The Eyes of Tammy Faye review: Televangelism goes pop in stylized biopic
There they are, like windows to the soul ringed in a thousand strokes of Maybelline: The Eyes of Tammy Faye. In the movie's opening scene its titular subject, played by a deep-cover Jessica Chastain, is explaining brightly to a startled makeup artist that it's all tattooed on anyway, her lips and eyelids already set in permanent ink. Michael Showalter's dizzy biopic of the fallen real-life televangelist (which premiered Sunday at the Toronto International Film Festival, and will be released in theaters Sept. 17) likewise comes drawn in bold, broad strokes — a fond treatment of a flawed but fascinating American icon whose revelations feel mostly cosmetic in the end.
Chastain and Andrew Garfield (as Tammy's future husband and fellow true believer Jim Bakker) both have piles of prosthetics and costumes to help put them in their historical place, an overflowing toy box of wigs and jowls and spangled cable-access couture. That's a lot of kooky visual mood-boarding for any actor to work through, and sometimes more than the pair can fairly handle as the film goes on; even tragedy looks like camp when it's dressed in bedazzled poly-blends, downing Diet Coke and Ativan.

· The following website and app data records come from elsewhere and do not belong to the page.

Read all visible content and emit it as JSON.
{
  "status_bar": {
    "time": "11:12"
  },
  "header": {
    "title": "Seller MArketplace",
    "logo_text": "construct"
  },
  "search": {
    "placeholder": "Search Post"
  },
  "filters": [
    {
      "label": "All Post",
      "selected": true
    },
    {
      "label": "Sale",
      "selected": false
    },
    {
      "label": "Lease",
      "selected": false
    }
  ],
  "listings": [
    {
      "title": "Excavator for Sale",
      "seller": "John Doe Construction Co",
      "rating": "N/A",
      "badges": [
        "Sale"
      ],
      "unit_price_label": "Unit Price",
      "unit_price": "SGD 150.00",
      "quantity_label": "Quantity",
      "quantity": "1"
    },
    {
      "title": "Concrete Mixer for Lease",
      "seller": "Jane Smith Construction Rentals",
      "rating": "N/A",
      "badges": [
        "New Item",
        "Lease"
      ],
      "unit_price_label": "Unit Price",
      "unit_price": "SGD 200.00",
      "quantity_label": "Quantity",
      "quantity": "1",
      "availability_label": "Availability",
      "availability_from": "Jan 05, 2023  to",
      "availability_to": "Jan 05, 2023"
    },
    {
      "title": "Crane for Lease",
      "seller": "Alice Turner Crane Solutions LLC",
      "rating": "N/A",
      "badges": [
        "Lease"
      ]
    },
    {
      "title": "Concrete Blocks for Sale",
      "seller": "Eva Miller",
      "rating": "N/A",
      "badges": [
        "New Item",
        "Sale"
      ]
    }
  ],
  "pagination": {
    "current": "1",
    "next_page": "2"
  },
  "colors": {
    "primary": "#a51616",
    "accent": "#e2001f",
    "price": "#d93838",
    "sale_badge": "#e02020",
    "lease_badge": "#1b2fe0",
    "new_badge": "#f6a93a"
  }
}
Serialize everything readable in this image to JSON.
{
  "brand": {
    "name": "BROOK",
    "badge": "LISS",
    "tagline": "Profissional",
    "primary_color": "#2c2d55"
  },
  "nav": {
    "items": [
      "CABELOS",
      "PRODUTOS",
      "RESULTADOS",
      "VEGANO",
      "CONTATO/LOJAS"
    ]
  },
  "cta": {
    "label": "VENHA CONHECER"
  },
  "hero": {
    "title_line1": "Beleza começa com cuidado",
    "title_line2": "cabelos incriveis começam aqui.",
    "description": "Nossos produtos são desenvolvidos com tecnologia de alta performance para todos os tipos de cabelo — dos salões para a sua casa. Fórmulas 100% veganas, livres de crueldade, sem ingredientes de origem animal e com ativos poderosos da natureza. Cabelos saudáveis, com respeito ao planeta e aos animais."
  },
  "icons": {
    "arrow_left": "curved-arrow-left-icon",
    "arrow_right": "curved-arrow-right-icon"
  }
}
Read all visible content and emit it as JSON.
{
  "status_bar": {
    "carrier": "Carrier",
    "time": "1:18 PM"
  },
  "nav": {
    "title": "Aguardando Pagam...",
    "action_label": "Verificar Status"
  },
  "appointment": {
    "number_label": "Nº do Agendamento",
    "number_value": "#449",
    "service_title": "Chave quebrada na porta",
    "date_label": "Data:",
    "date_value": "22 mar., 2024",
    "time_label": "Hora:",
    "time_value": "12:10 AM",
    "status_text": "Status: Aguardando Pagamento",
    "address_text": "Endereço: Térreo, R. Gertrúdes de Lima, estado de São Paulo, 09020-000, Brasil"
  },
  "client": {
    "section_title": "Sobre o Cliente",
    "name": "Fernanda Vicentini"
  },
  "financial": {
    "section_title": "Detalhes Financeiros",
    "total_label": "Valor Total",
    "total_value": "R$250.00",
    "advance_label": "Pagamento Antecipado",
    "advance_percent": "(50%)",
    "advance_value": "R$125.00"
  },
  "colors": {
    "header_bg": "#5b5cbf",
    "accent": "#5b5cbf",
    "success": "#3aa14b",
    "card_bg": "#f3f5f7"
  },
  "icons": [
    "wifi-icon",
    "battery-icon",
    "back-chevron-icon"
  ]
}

Chastain, her diamond-cut jawline widened to a softer chipmunk curve, embodies Tammy Faye as a sort of happy-go-lucky naif with a "Oh yah sure ya betcha" Minnesota lilt; the restless daughter of a stiff-backed housewife (Cherry Jones) whose stern propriety seems to have sent her eldest child hurtling in the opposite direction. Tammy loves the Lord too, but the only way she knows how to show it is loudly, and with wide-open arms. So she's lucky to find her match in Garfield's Jim — an ambitious young pastor who shuns the idea that serving God has to mean taking a vow of poverty (or, it will later become clear, chastity).
Soon these two little country mice are rising in the ranks of the traveling-preacher circuit of the 1960s and '70s, and rubbing up against Baptist royalty like Pat Robertson (Gabriel Olds) and Jerry Falwell (a stentorian, slow-blinking Vincent D'Onofrio). It turns out there's a real market for Jim and Tammy's brand of folksy, inclusive Christianity, with its sock puppets and sunny prosperity gospel. As their humble talk show becomes an empire, the spotlight on the couple grows — even President Ronald Reagan sends a personal note of thanks — and so does their estrangement. It doesn't help that Jim seems so preoccupied with squeezing more and more pledges from their TV faithful, and that Tammy can't stop breaking church protocol by opening up the show to AIDS patients and other unmentionables. Eventually, there's a mostly emotional affair with a hunky music producer (hers) and less chaste tangles with infidelity (his); it isn't long before they're hardly speaking to one another, and the secular press is asking where exactly all the money went.
Chastain's Tammy, with her chunky jewelry, chirpy optimism, and forlorn-panda gaze, is never really held to account for any of that; it's Jim, shifty and short-tempered, who shoulders the blame for the couple's financial malfeasance, even if she's happy enough to spend it on brooches and chandeliers and fox furs for her mother. The fate of the couple's marriage seems foregone by the time they have their first child, though Tammy might be the last one to know it, and the decades turn over quickly, a Wikipedia whirl of headlines and winky style signifiers. (If the hair is Dynasty-high and the manicures are magenta, it must be the 1980s).
If it all comes off as episodic and not a little bit like an elevated TV movie, that may be because it's actually based on the cult 2001 documentary of the same name, a sympathetic and unabashedly camp tribute to "the first lady of religious broadcasting" directed by the same filmmaking pair who would go on to create RuPaul's Drag Race (RuPaul actually served as narrator). Their focus on Tammy Faye's famous inclusivity — her embrace of gay and HIV-positive parishioners from the pulpit was considered straight-up radical at the time — undoubtedly sidelined other less-explored aspects of her life. Actor-turned-director Showalter (The Big Sick) also chooses to keep his Eyes wide shut in a movie that feels both sweet and incomplete: a story as tenderhearted and inscrutable, for better or worse, as its muse. Grade: B